Yes, Virginia, Barack Obama’s Warrantless Wiretapping is a Broken Promise
Sometimes Democrats get upset with liberals who criticize Barack Obama’s warrantless wiretapping programs. As president, Obama has maintained George W. Bush’s regime of warrantless wiretapping against people neither accused nor suspected of crime. More than that, President Obama is currently striving to expand the warrantless surveillance regime with new powers to study even our web browsing habits with none of the prior judicial approval required by the 4th Amendment to that ratty piece of paper called the Constitution.
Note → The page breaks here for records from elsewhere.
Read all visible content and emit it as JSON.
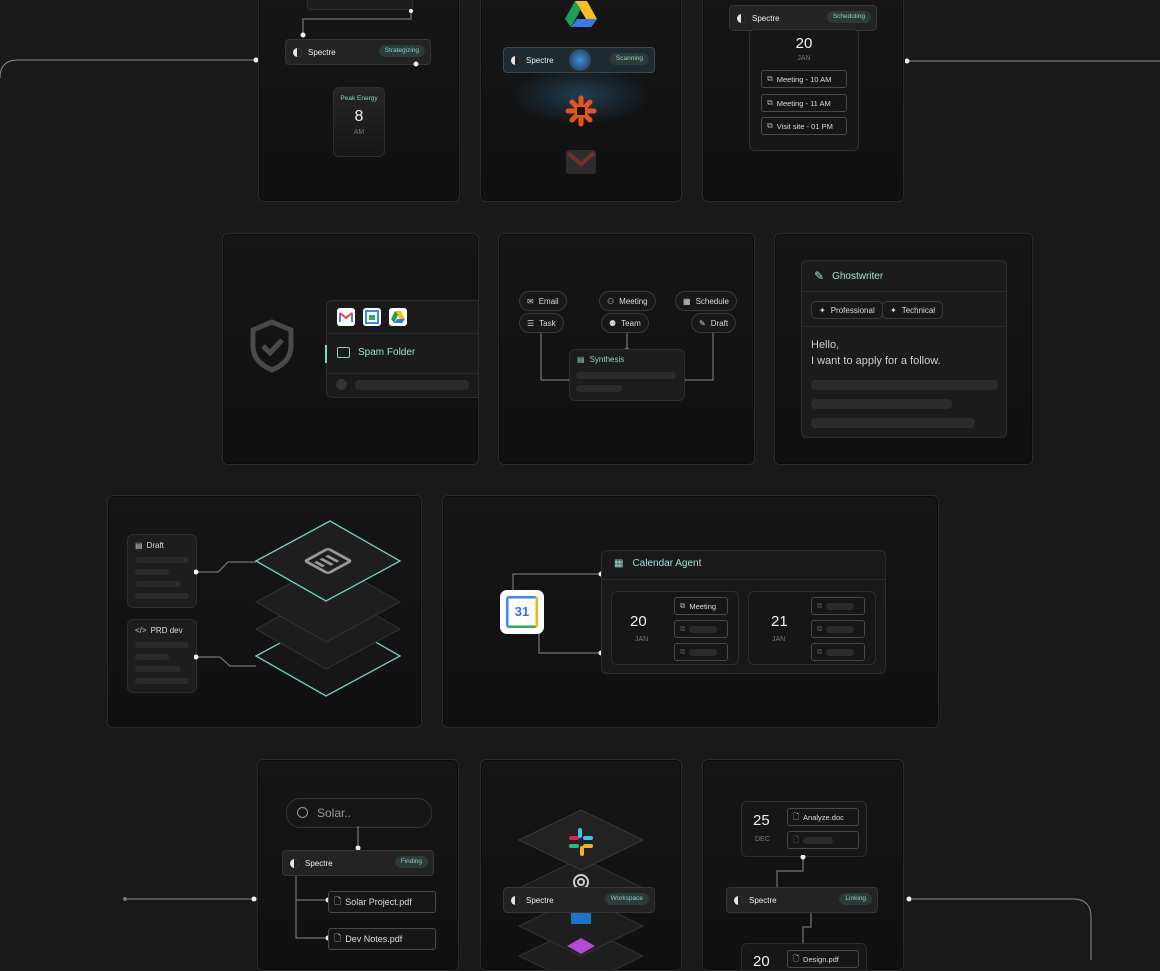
{
  "colors": {
    "background": "#191919",
    "accent": "#7fd8cc",
    "badge_bg": "#2c3a38"
  },
  "row1": {
    "strategize": {
      "agent": "Spectre",
      "status": "Strategizing",
      "energy_label": "Peak Energy",
      "energy_value": "8",
      "energy_unit": "AM"
    },
    "scan": {
      "agent": "Spectre",
      "status": "Scanning",
      "icons": [
        "google-drive-icon",
        "zapier-icon",
        "gmail-icon"
      ]
    },
    "schedule": {
      "agent": "Spectre",
      "status": "Scheduling",
      "day": "20",
      "month": "JAN",
      "events": [
        "Meeting - 10 AM",
        "Meeting - 11 AM",
        "Visit site - 01 PM"
      ]
    }
  },
  "row2": {
    "spam": {
      "folder_label": "Spam Folder",
      "icons": [
        "gmail-icon",
        "google-calendar-icon",
        "google-drive-icon"
      ]
    },
    "synthesis": {
      "sources": [
        "Email",
        "Meeting",
        "Schedule",
        "Task",
        "Team",
        "Draft"
      ],
      "hub_label": "Synthesis"
    },
    "ghostwriter": {
      "title": "Ghostwriter",
      "tones": [
        "Professional",
        "Technical"
      ],
      "greeting": "Hello,",
      "body": "I want to apply for a follow."
    }
  },
  "row3": {
    "layers": {
      "docs": [
        "Draft",
        "PRD dev"
      ]
    },
    "calendar_agent": {
      "title": "Calendar Agent",
      "app_icon_text": "31",
      "days": [
        {
          "day": "20",
          "month": "JAN",
          "first_event": "Meeting"
        },
        {
          "day": "21",
          "month": "JAN",
          "first_event": ""
        }
      ]
    }
  },
  "row4": {
    "finder": {
      "search_value": "Solar..",
      "agent": "Spectre",
      "status": "Finding",
      "files": [
        "Solar Project.pdf",
        "Dev Notes.pdf"
      ]
    },
    "workspace": {
      "agent": "Spectre",
      "status": "Workspace",
      "icons": [
        "slack-icon",
        "openai-icon",
        "app-icon-blue",
        "app-icon-colorful"
      ]
    },
    "linker": {
      "agent": "Spectre",
      "status": "Linking",
      "day_top": "25",
      "month_top": "DEC",
      "file_top": "Analyze.doc",
      "day_bottom": "20",
      "file_bottom": "Design.pdf"
    }
  }
}
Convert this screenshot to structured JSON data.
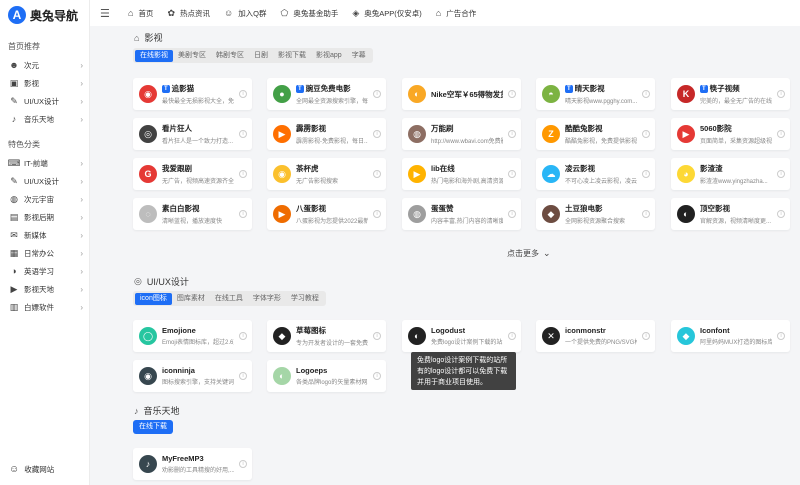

Democrats sometimes get upset when we mention these matters, telling us we ought to have expected this from Barack Obama. But no, no, we oughtn’t to have expected this. In an official position paper during the 2008 presidential race, the Obama campaign made its promise explicit:
Eliminate Warrantless Wiretaps. Barack Obama opposed the Bush Administration’s initial policy on warrantless wiretaps because it crossed the line between protecting our national security and eroding the civil liberties of American citizens. As president, Obama would update the Foreign Intelligence Surveillance Act to provide greater oversight and accountability to the congressional intelligence committees to prevent future threats to the rule of law.
Barack Obama has not “eliminated warrantless wiretaps.”
Barack Obama has not updated the Foreign Intelligence Surveillance Act to do anything, much less provide “greater oversight and accountability.”
Barack Obama has not even appointed the Privacy and Civil Liberties Oversight Board he is legally required to staff. Its job: providing “greater oversight and accountability” by collecting information on Obama administration surveillance activity and reporting to Congress on whether such activity has been constitutional. Under Barack Obama, this board is merely hypothetical, and there is no oversight.
Candidate Obama made us a promise. President Obama has broken it. It matters.